Still have concerns? A Moye’s Pharmacist will be happy to answer any additional questions you may have. Just come on by.

— Sources:
American Lung Association’s Influenza Prevention Program
Harvard Health Publications
WebMD

I’m Washing My Hands … What Else Can I Do to Help Prevent the Flu?

hand-washingWashing your hands is one of the best ways to avoid catching the flu this winter. But there are other things you can do to help protect yourself. (And you got that flu shot, right? If not, there’s still time for it to help protect you this season. But get a move on!)

■ Avoid touching your face, unless you have clean hands. The eyes, nose and mouth are entry ports for flu viruses.

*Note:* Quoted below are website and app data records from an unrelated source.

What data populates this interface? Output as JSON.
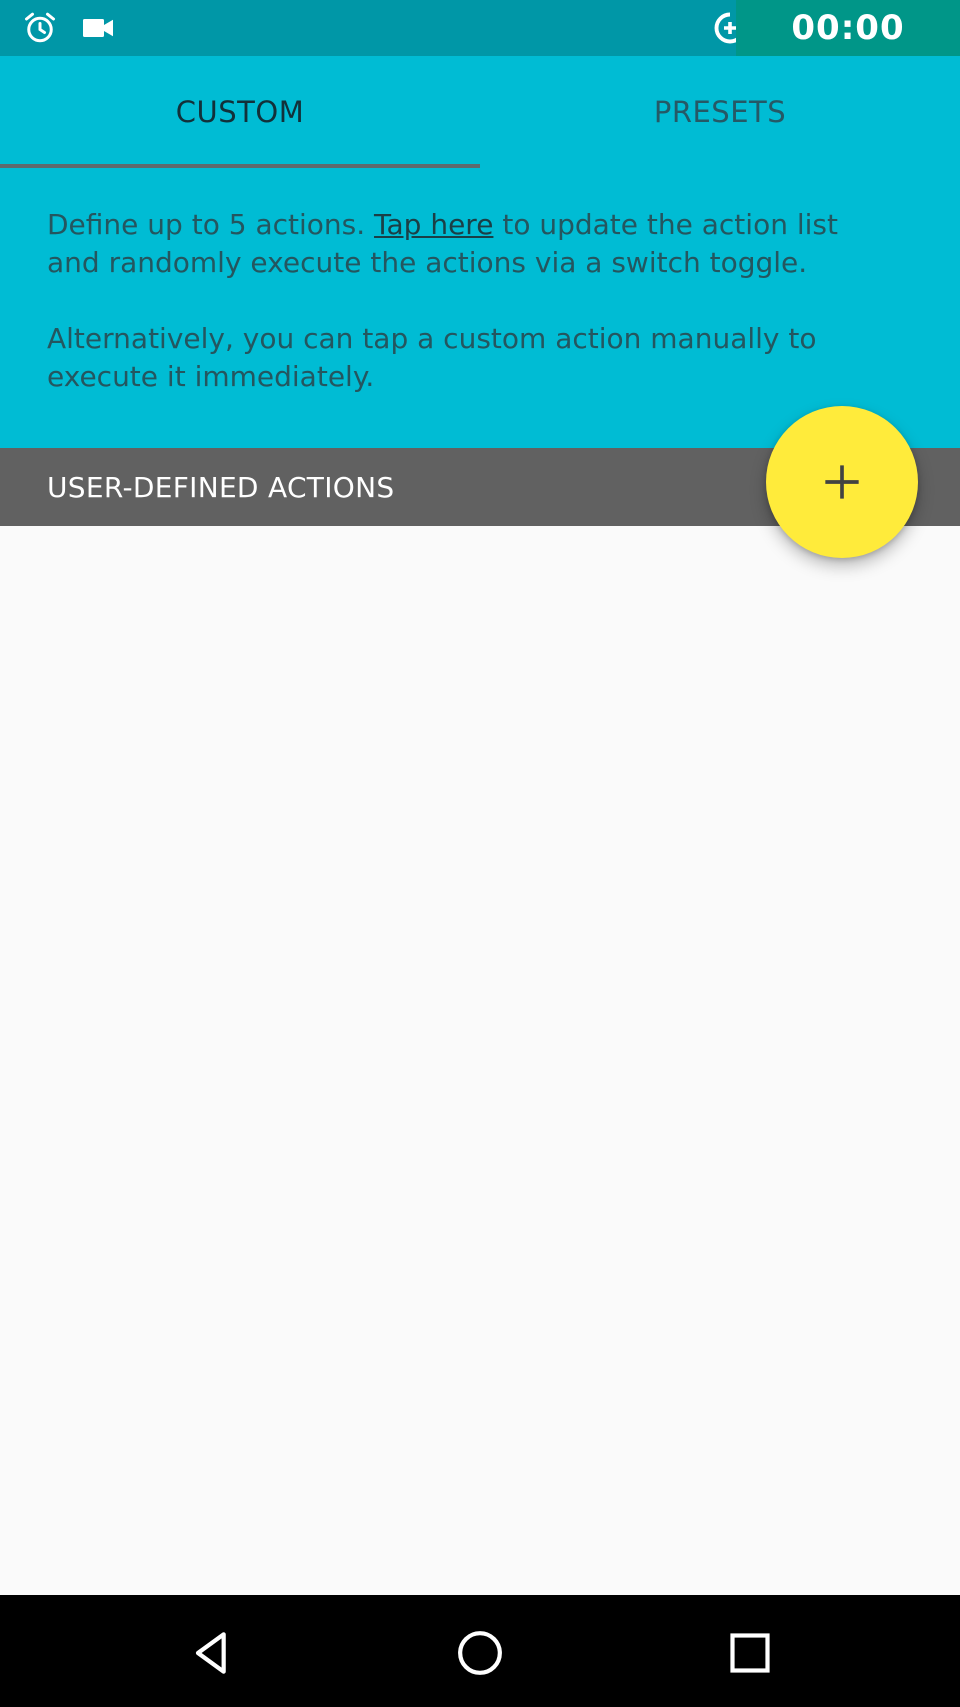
{
  "status_bar": {
    "time": "00:00",
    "icons": [
      "alarm-icon",
      "videocam-icon",
      "data-saver-icon"
    ],
    "background": "#0097A7"
  },
  "tabs": [
    {
      "label": "CUSTOM",
      "selected": true
    },
    {
      "label": "PRESETS",
      "selected": false
    }
  ],
  "description": {
    "p1_before_link": "Define up to 5 actions. ",
    "link_text": "Tap here",
    "p1_after_link": " to update the action list and randomly execute the actions via a switch toggle.",
    "p2": "Alternatively, you can tap a custom action manually to execute it immediately."
  },
  "section_header": {
    "title": "USER-DEFINED ACTIONS"
  },
  "fab": {
    "icon": "plus-icon",
    "color": "#FFEB3B"
  },
  "nav_bar": {
    "buttons": [
      "back-icon",
      "home-icon",
      "recents-icon"
    ]
  },
  "colors": {
    "primary": "#00BCD4",
    "primary_dark": "#0097A7",
    "section_header": "#616161",
    "accent": "#FFEB3B"
  }
}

■ Cover your mouth with a disposable tissue when coughing and sneezing. Dispose of tissues and wash your hands immediately.

■ Avoid sharing objects (cups, utensils, etc.). Wipe down shared equipment such as phones and keyboards.

■ Get enough sleep and manage your stress. Lack of sleep and high levels of stress can reduce immune system functioning, thus lowering the body’s ability to fend off colds and flu.

■ Drink more water. You may not feel as thirsty during fall and winter, but it’s important to make sure you don’t get dehydrated. Consume at least eight glasses a day.

— Source: University of California, Berkeley